The non-partisan Congressional Budget Office is out with a report on the impact implementation of the Affordable Care Act will have on the labor market. The CBO estimates that there will be 2-million fewer workers due to the law. That "headline" had the crew at FOX News Channel going into BREAKING NEWS mode yesterday and exclaiming that "ObamaCare will be putting people out of work!"
That however, is not quite accurate. You see, what the CBO has found is that 2-million people are just simply going to stop working--some because they have been added to the rolls of taxpayer-funded Medicaid programs--while others are now receiving taxpayer-funded credits to purchase their health insurance.

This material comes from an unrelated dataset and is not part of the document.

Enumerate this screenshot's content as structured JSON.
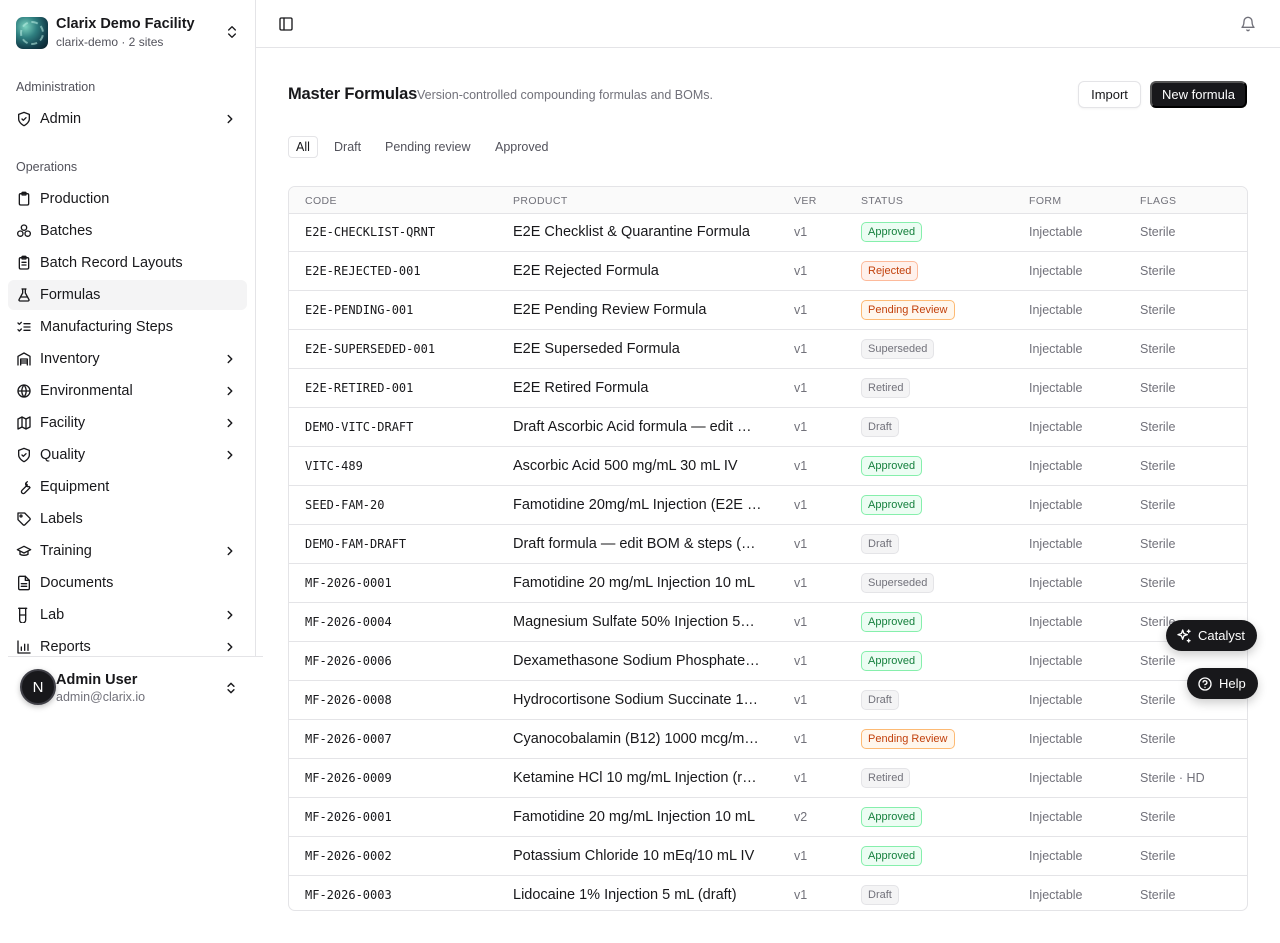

To continue to work full-time and pay for that coverage out-of-pocket is no longer necessary, so why put in all of that effort? It's really the "grand vision" that then-House Speaker Nancy Pelosi predicted for the ACA right after she encouraged Congress to "pass the bill to find out what's in it".....

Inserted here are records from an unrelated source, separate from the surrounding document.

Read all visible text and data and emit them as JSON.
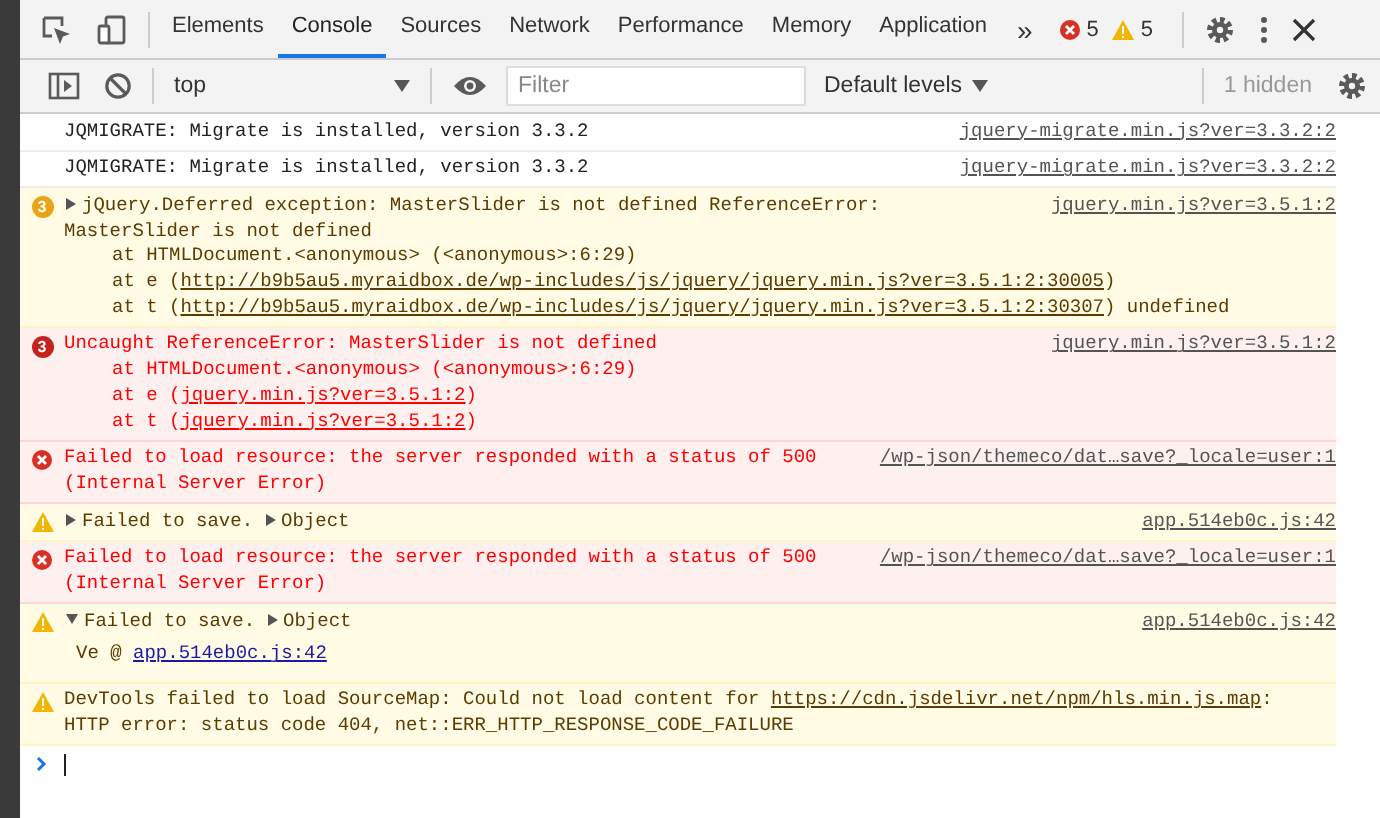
{
  "toolbar": {
    "tabs": [
      {
        "label": "Elements",
        "selected": false
      },
      {
        "label": "Console",
        "selected": true
      },
      {
        "label": "Sources",
        "selected": false
      },
      {
        "label": "Network",
        "selected": false
      },
      {
        "label": "Performance",
        "selected": false
      },
      {
        "label": "Memory",
        "selected": false
      },
      {
        "label": "Application",
        "selected": false
      }
    ],
    "overflow": "»",
    "error_count": "5",
    "warning_count": "5"
  },
  "filter_bar": {
    "context": "top",
    "filter": {
      "placeholder": "Filter"
    },
    "levels": "Default levels",
    "hidden": "1 hidden"
  },
  "messages": [
    {
      "kind": "info",
      "source": "jquery-migrate.min.js?ver=3.3.2:2",
      "lines": [
        {
          "kind": "text",
          "parts": [
            {
              "kind": "text",
              "text": "JQMIGRATE: Migrate is installed, version 3.3.2"
            }
          ]
        }
      ]
    },
    {
      "kind": "info",
      "source": "jquery-migrate.min.js?ver=3.3.2:2",
      "lines": [
        {
          "kind": "text",
          "parts": [
            {
              "kind": "text",
              "text": "JQMIGRATE: Migrate is installed, version 3.3.2"
            }
          ]
        }
      ]
    },
    {
      "kind": "warning",
      "count": "3",
      "expanded": false,
      "source": "jquery.min.js?ver=3.5.1:2",
      "lines": [
        {
          "kind": "text",
          "parts": [
            {
              "kind": "text",
              "text": "jQuery.Deferred exception: MasterSlider is not defined ReferenceError:"
            }
          ]
        },
        {
          "kind": "wrap",
          "parts": [
            {
              "kind": "text",
              "text": "MasterSlider is not defined"
            }
          ]
        },
        {
          "kind": "frame",
          "parts": [
            {
              "kind": "text",
              "text": "at HTMLDocument.<anonymous> (<anonymous>:6:29)"
            }
          ]
        },
        {
          "kind": "frame",
          "parts": [
            {
              "kind": "text",
              "text": "at e ("
            },
            {
              "kind": "link",
              "text": "http://b9b5au5.myraidbox.de/wp-includes/js/jquery/jquery.min.js?ver=3.5.1:2:30005"
            },
            {
              "kind": "text",
              "text": ")"
            }
          ]
        },
        {
          "kind": "frame",
          "parts": [
            {
              "kind": "text",
              "text": "at t ("
            },
            {
              "kind": "link",
              "text": "http://b9b5au5.myraidbox.de/wp-includes/js/jquery/jquery.min.js?ver=3.5.1:2:30307"
            },
            {
              "kind": "text",
              "text": ") undefined"
            }
          ]
        }
      ]
    },
    {
      "kind": "error",
      "count": "3",
      "source": "jquery.min.js?ver=3.5.1:2",
      "lines": [
        {
          "kind": "text",
          "parts": [
            {
              "kind": "text",
              "text": "Uncaught ReferenceError: MasterSlider is not defined"
            }
          ]
        },
        {
          "kind": "frame",
          "parts": [
            {
              "kind": "text",
              "text": "at HTMLDocument.<anonymous> (<anonymous>:6:29)"
            }
          ]
        },
        {
          "kind": "frame",
          "parts": [
            {
              "kind": "text",
              "text": "at e ("
            },
            {
              "kind": "link",
              "text": "jquery.min.js?ver=3.5.1:2"
            },
            {
              "kind": "text",
              "text": ")"
            }
          ]
        },
        {
          "kind": "frame",
          "parts": [
            {
              "kind": "text",
              "text": "at t ("
            },
            {
              "kind": "link",
              "text": "jquery.min.js?ver=3.5.1:2"
            },
            {
              "kind": "text",
              "text": ")"
            }
          ]
        }
      ]
    },
    {
      "kind": "error",
      "source": "/wp-json/themeco/dat…save?_locale=user:1",
      "lines": [
        {
          "kind": "text",
          "parts": [
            {
              "kind": "text",
              "text": "Failed to load resource: the server responded with a status of 500"
            }
          ]
        },
        {
          "kind": "text",
          "parts": [
            {
              "kind": "text",
              "text": "(Internal Server Error)"
            }
          ]
        }
      ]
    },
    {
      "kind": "warning",
      "expanded": false,
      "source": "app.514eb0c.js:42",
      "lines": [
        {
          "kind": "text",
          "parts": [
            {
              "kind": "text",
              "text": "Failed to save."
            },
            {
              "kind": "object",
              "text": "Object"
            }
          ]
        }
      ]
    },
    {
      "kind": "error",
      "source": "/wp-json/themeco/dat…save?_locale=user:1",
      "lines": [
        {
          "kind": "text",
          "parts": [
            {
              "kind": "text",
              "text": "Failed to load resource: the server responded with a status of 500"
            }
          ]
        },
        {
          "kind": "text",
          "parts": [
            {
              "kind": "text",
              "text": "(Internal Server Error)"
            }
          ]
        }
      ]
    },
    {
      "kind": "warning",
      "expanded": true,
      "source": "app.514eb0c.js:42",
      "lines": [
        {
          "kind": "text",
          "parts": [
            {
              "kind": "text",
              "text": "Failed to save."
            },
            {
              "kind": "object",
              "text": "Object"
            }
          ]
        },
        {
          "kind": "trace",
          "parts": [
            {
              "kind": "text",
              "text": "Ve @ "
            },
            {
              "kind": "code-link",
              "text": "app.514eb0c.js:42"
            }
          ]
        }
      ]
    },
    {
      "kind": "warning",
      "lines": [
        {
          "kind": "text",
          "parts": [
            {
              "kind": "text",
              "text": "DevTools failed to load SourceMap: Could not load content for "
            },
            {
              "kind": "link",
              "text": "https://cdn.jsdelivr.net/npm/hls.min.js.map"
            },
            {
              "kind": "text",
              "text": ":"
            }
          ]
        },
        {
          "kind": "text",
          "parts": [
            {
              "kind": "text",
              "text": "HTTP error: status code 404, net::ERR_HTTP_RESPONSE_CODE_FAILURE"
            }
          ]
        }
      ]
    }
  ]
}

"Think of an economy where people could be an artist or a photographer
or a writer without worrying about keeping their day job in order to
have health insurance."
The CBO report also exemplifies the Democratic philosophy on "job creation": If we pay enough people NOT to work, the private sector will eventually have to hire everybody who does want to work! You know full well that when the 2-million "dropouts" from the workforce are replaced by those currently unemployed, the Obama Administration will be quick to take credit for "creating new jobs"--even though the net effect is zero.
This is also the same strategy Keynsian economists like Paul Krugman at the New York Times espouse all the time as a panacea for high rates of unemployment among recent college graduates: move up the eligibility age for Social Security and Medicare to 62 or even 60 and pay those people not to work sooner. Voila! Unemployment crisis solved! (Nevermind that it greatly speeds up the insolvency of the two programs--we can just print more money to solve that problem!)
Now we just need the Congressional Budget Office to do a study on how much more the rest of us still choosing to remain in the labor force get to pay to make sure those 2-million people don't have to work so hard.